━━━ Source records ━━━

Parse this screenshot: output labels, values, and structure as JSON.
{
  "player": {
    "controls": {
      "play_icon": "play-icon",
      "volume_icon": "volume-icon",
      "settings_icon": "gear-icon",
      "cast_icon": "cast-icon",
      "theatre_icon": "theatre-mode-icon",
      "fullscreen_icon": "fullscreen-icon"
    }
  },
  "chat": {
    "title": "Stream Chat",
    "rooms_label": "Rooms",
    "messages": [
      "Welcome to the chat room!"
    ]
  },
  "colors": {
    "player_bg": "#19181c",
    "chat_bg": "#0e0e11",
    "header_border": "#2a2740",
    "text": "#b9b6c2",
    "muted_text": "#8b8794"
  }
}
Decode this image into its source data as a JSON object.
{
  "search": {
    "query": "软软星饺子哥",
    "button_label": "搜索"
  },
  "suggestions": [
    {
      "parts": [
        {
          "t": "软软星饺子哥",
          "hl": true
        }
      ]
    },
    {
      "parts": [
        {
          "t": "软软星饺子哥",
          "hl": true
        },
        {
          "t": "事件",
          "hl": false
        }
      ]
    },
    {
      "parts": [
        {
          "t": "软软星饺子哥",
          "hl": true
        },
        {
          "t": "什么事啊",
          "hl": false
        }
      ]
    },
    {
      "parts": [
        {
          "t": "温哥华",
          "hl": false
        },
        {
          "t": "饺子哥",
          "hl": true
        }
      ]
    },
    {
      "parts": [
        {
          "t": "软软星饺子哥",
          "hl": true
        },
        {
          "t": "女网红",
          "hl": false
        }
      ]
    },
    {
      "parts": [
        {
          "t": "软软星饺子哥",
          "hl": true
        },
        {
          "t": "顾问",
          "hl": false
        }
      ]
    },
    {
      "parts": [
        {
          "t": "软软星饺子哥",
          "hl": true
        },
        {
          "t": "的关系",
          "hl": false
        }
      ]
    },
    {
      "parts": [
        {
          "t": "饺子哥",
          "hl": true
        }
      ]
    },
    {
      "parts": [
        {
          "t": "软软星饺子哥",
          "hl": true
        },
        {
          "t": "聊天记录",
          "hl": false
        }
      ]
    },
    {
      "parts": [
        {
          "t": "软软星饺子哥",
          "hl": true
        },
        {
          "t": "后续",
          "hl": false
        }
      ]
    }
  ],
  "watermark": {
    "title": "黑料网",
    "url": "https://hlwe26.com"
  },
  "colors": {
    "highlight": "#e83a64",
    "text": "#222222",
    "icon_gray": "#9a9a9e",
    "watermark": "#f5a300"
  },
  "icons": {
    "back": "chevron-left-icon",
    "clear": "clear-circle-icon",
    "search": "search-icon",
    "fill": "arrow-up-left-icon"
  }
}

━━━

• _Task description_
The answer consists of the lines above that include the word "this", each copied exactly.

• _Answer box_
Parse this screenshot: output labels, values, and structure as JSON.
Decode this image into its source data as a JSON object.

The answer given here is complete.